Discussing the human resources for health crisis, MacGregor says, “I ask the province where they’ll get healthcare staff from in say, three years’ when they finally have money again. Healthcare professionals don’t sit on a shelf, they make a plan and move on.”

It's ironic that with the National Skills Fund now bankrolling Umthombo to the tune of R14,5 million per annum in student fees, freeing the NGO to focus on its unique, gold standard HR recruitment, mentorship and placement niche, some of the diamonds they produce cannot shine in the too-scarce posts.

Umthombo model a solution nationally

Commending the Umthombo model, Dr Maurice Goodman, Discovery Health’s Chief Medical Officer, said: “It’s not only good for society, but it’s satisfying for the individuals to come back and make a huge impact on the village or community where they grew up and be role models for other youth. Over time, a far-flung rural healthcare system becomes a pocket of patient-centred excellence we can all learn from.”

Ruth Lewin, Head of Corporate Sustainability at Discovery adds: “It’s scalable, can be replicated and could, if taken on broadly, potentially address skills shortages in any number of fields, from teaching to skilled trades in South Africa’s outlying areas.”

Dr Ross’s work has been recognised with the highest citizen award in the land, the Order of the Boabab, Silver, conferred by former president Jacob Zuma.

Related articles


Discovery partnership turbo-charges breast cancer awareness

On 7 April 2019 the World Health Organisation commemorates World Health Day. This year’s theme is Quality Access to Healthcare for All. The Discovery Fund supports several exceptional initiatives that provide healthcare to the most under-resourced communities.


This doctor is determined that no mother should lose her baby at birth

Dr Salome Maswime is the mother of two playful little boys. She’s also a specialist who’s committed to maternal and foetal medicine, in South Africa and now abroad. Here’s how she’s making a difference.


How one doctor's devotion to women's health won her an opportunity of a lifetime

Dr Salome Maswime's commitment to maternal and foetal medicine has just won her a Discovery Foundation MGH Fellowship Award, which means she's off to Boston in the US to find answers to improving woman's health.

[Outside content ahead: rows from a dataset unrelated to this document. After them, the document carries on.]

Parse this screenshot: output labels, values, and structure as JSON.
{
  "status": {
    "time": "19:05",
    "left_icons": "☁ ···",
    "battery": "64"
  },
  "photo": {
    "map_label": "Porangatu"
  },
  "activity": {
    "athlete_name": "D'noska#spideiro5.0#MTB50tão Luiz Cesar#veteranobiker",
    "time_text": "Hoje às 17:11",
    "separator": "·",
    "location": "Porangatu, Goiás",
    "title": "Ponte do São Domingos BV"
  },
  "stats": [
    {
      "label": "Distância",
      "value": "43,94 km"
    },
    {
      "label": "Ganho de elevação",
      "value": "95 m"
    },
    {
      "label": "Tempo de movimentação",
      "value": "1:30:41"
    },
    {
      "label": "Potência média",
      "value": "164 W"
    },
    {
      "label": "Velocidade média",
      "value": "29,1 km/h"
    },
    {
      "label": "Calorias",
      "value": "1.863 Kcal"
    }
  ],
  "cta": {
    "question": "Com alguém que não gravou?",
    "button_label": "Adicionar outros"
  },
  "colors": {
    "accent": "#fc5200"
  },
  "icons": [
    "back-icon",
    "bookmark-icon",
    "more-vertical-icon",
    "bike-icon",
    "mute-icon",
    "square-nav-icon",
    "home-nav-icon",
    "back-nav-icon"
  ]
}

Log in

Please click here to login into Discovery Digital Id

Please click here to login into Discovery Digital Id